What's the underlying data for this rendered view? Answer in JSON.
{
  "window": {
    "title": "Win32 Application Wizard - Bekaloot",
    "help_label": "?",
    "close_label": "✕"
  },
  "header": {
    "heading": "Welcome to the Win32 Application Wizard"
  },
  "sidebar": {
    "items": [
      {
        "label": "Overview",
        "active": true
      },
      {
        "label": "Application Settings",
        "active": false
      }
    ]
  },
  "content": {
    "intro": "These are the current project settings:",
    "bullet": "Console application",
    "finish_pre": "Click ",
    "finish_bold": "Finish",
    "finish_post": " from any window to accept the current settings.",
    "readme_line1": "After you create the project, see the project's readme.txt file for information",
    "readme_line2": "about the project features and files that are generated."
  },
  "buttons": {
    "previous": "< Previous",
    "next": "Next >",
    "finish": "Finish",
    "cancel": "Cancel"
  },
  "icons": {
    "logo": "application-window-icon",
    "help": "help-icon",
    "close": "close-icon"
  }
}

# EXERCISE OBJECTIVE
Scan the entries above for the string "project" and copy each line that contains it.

# ANSWER TO THIS TASK
    "intro": "These are the current project settings:",
    "readme_line1": "After you create the project, see the project's readme.txt file for information",
    "readme_line2": "about the project features and files that are generated."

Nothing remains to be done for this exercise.